The Catholic theological imagination abhors the confusion of a systematic vacuum. The good news is that there is no lack of literature that could help these institutions fashion a unifying vision of the Catholic imagination while making allowance for Catholicism’s characteristic diversity. Systematization generally occurs as a response to controversies. The field of inquiry around the Catholic imagination finds itself in a peculiar position because the systematic thinking developed by theologians such as David Tracy, Andrew Greely, John Pfordresher, William T. Cavanaugh, and Michael Murphy mostly predated the institutional confusion. Now it needs to be applied to institutional and pastoral thinking. This post is the first in a series of four posts about applying the insights of this existing research systematically.
I will close with an example culled from the writings of Artur Grabowski, a Polish playwright, poet, and essayist. It reflects upon the strangeness and appeal of the Eastern Orthodox tradition to someone at home in the Western Catholic imagination:

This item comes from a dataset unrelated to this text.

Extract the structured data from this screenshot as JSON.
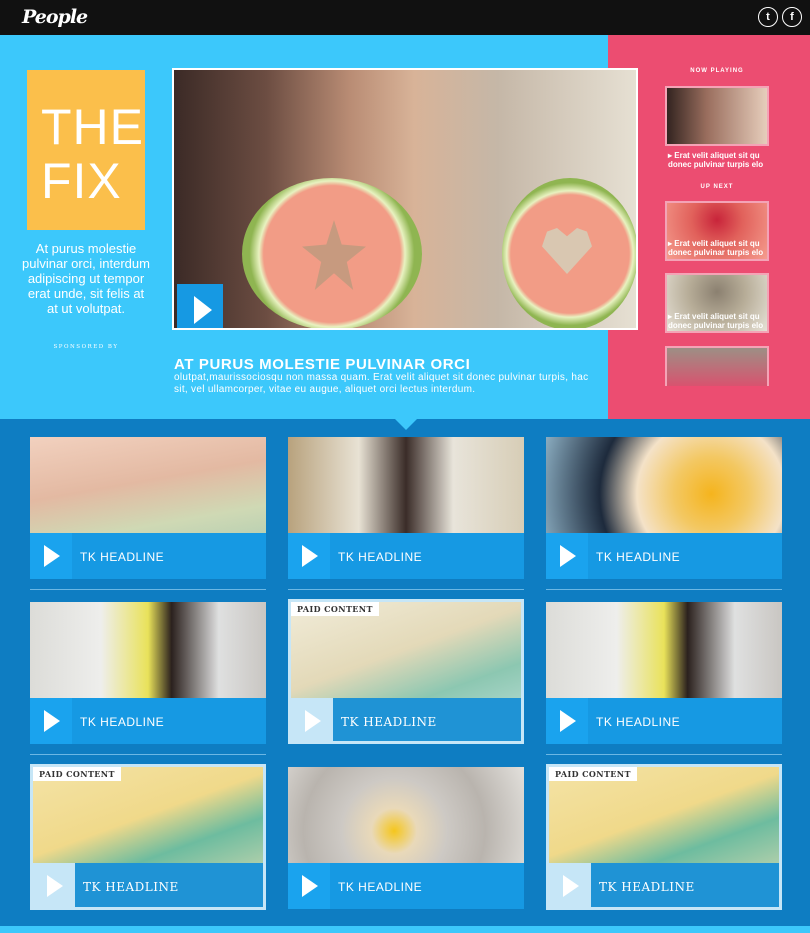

A few days later I went into a tiny and dark Greek Orthodox church. There I felt an intense sense of presence. The icons seemed to gaze upon me with his gaze, and on them were the faces of Christ and the saints. Yet he didn’t seem so much to gaze upon me as observe me from on high. I found myself in a subordinate position, lowered (though, alas, not humble) in relation to him. My appointed place is under his icon. Perhaps my lack of humility comes from my particularly Latin pride of independence, or maybe it’s because I’m used to standing face to face with His image. But this low position, truth be told, gave me a feeling of strength. It is a calling to meet his demands, to change myself under his gaze, but at the same time it discourages me from self-sufficiency. No, I dare not approach him there.
Future posts will concentrate more directly on how cultures of formation shape Catholic imaginations differently than Eastern Orthodox, Protestant, and secular imaginations.

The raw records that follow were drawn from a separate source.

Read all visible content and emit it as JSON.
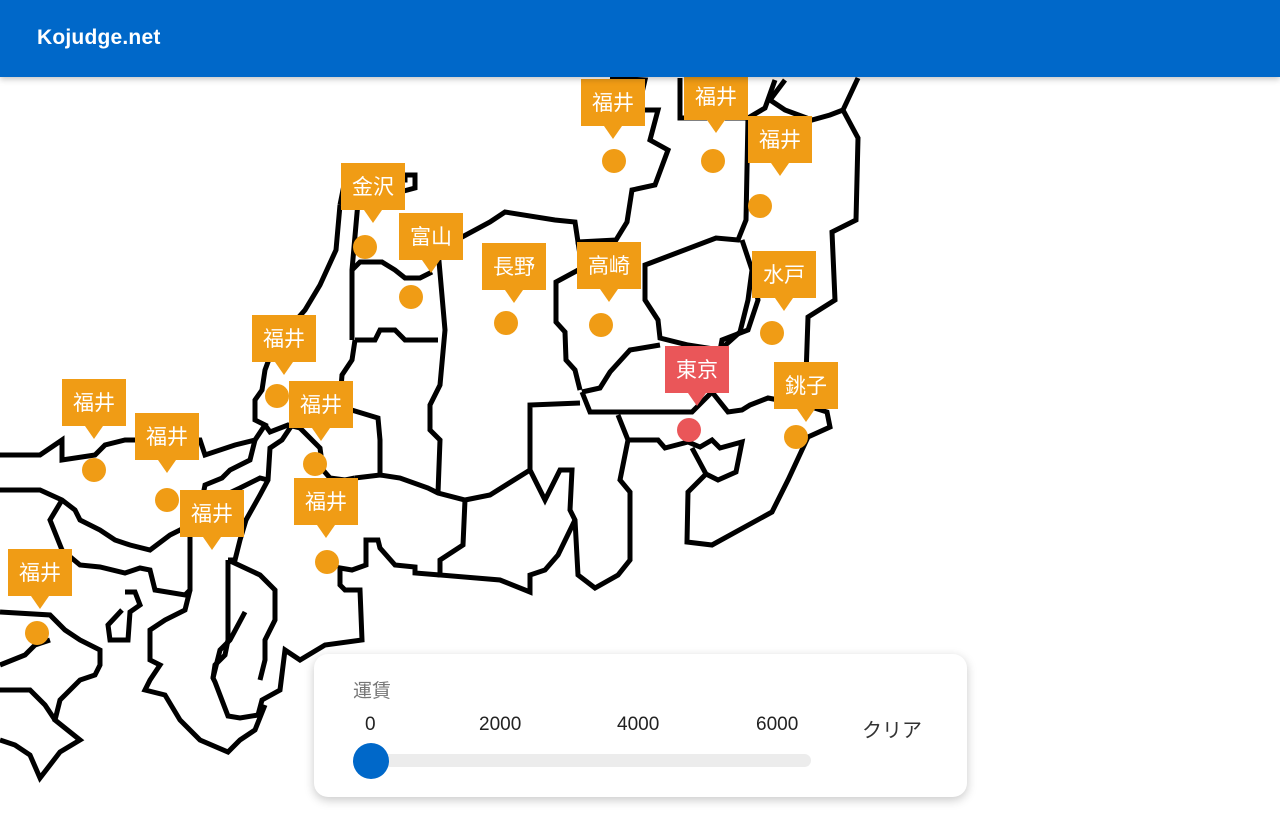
{
  "header": {
    "title": "Kojudge.net"
  },
  "colors": {
    "header_bg": "#0068c9",
    "marker": "#f09c15",
    "origin_marker": "#ea5659",
    "slider": "#0068c9"
  },
  "map": {
    "markers": [
      {
        "label": "福井",
        "type": "station"
      },
      {
        "label": "福井",
        "type": "station"
      },
      {
        "label": "福井",
        "type": "station"
      },
      {
        "label": "金沢",
        "type": "station"
      },
      {
        "label": "富山",
        "type": "station"
      },
      {
        "label": "長野",
        "type": "station"
      },
      {
        "label": "高崎",
        "type": "station"
      },
      {
        "label": "水戸",
        "type": "station"
      },
      {
        "label": "東京",
        "type": "origin"
      },
      {
        "label": "銚子",
        "type": "station"
      },
      {
        "label": "福井",
        "type": "station"
      },
      {
        "label": "福井",
        "type": "station"
      },
      {
        "label": "福井",
        "type": "station"
      },
      {
        "label": "福井",
        "type": "station"
      },
      {
        "label": "福井",
        "type": "station"
      },
      {
        "label": "福井",
        "type": "station"
      },
      {
        "label": "福井",
        "type": "station"
      }
    ]
  },
  "fare_panel": {
    "title": "運賃",
    "ticks": [
      "0",
      "2000",
      "4000",
      "6000"
    ],
    "clear_label": "クリア",
    "value": 0,
    "min": 0,
    "max": 6000
  }
}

For now it is enough to note in the passage cited above, like in Giotto’s fresco, a characteristically Catholic affinity for the dramatic intermingling between God and man.
Featured Image: Giotto, Crucifixion from the Scrovegni Chapel, c. 1300. Source: Wikimedia Commons, PD-Old-100.
 John Lennon, “Imagine,” Imagine, Apple, 1971.
 Alison Gopnik, The Philosophical Baby: What Children’s Minds Tell Us About Truth, Love, and the Meaning of Life (New York: Picador, 2010), 19-33.
 John Pfordresher, Jesus and the Emergence of a Catholic Imagination (Mahwah, NJ: Paulist Press, 2008), 1-86.